- [WORK TO COMPLETE]
Copy every record that appears below, exactly as it stands.

Element data from apps and pages:

________

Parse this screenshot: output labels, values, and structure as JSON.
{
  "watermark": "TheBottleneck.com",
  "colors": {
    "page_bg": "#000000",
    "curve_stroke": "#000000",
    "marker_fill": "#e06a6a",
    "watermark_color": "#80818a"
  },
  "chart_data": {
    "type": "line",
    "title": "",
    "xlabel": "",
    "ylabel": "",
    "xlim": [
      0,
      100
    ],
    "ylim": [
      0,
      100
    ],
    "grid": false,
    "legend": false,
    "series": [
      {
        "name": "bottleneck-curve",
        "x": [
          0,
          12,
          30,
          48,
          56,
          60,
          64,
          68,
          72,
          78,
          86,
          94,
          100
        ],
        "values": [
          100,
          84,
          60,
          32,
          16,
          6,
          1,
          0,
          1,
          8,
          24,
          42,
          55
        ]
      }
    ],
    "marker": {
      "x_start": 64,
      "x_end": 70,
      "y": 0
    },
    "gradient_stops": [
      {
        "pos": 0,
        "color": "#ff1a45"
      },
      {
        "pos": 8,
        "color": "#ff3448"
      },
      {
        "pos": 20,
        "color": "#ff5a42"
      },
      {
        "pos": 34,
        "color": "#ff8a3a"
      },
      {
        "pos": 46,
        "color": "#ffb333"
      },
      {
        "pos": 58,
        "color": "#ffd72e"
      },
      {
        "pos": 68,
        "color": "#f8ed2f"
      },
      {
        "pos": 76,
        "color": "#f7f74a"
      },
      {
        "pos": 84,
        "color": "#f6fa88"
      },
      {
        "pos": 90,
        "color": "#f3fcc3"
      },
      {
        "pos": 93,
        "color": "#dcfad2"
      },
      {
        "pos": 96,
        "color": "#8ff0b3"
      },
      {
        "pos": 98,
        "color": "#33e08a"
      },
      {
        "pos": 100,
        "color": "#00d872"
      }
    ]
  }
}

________

- [RESULT]
Parse this screenshot: output labels, values, and structure as JSON.
{
  "watermark": "TheBottleneck.com",
  "colors": {
    "page_bg": "#000000",
    "curve_stroke": "#000000",
    "marker_fill": "#e06a6a",
    "watermark_color": "#80818a"
  },
  "chart_data": {
    "type": "line",
    "title": "",
    "xlabel": "",
    "ylabel": "",
    "xlim": [
      0,
      100
    ],
    "ylim": [
      0,
      100
    ],
    "grid": false,
    "legend": false,
    "series": [
      {
        "name": "bottleneck-curve",
        "x": [
          0,
          12,
          30,
          48,
          56,
          60,
          64,
          68,
          72,
          78,
          86,
          94,
          100
        ],
        "values": [
          100,
          84,
          60,
          32,
          16,
          6,
          1,
          0,
          1,
          8,
          24,
          42,
          55
        ]
      }
    ],
    "marker": {
      "x_start": 64,
      "x_end": 70,
      "y": 0
    },
    "gradient_stops": [
      {
        "pos": 0,
        "color": "#ff1a45"
      },
      {
        "pos": 8,
        "color": "#ff3448"
      },
      {
        "pos": 20,
        "color": "#ff5a42"
      },
      {
        "pos": 34,
        "color": "#ff8a3a"
      },
      {
        "pos": 46,
        "color": "#ffb333"
      },
      {
        "pos": 58,
        "color": "#ffd72e"
      },
      {
        "pos": 68,
        "color": "#f8ed2f"
      },
      {
        "pos": 76,
        "color": "#f7f74a"
      },
      {
        "pos": 84,
        "color": "#f6fa88"
      },
      {
        "pos": 90,
        "color": "#f3fcc3"
      },
      {
        "pos": 93,
        "color": "#dcfad2"
      },
      {
        "pos": 96,
        "color": "#8ff0b3"
      },
      {
        "pos": 98,
        "color": "#33e08a"
      },
      {
        "pos": 100,
        "color": "#00d872"
      }
    ]
  }
}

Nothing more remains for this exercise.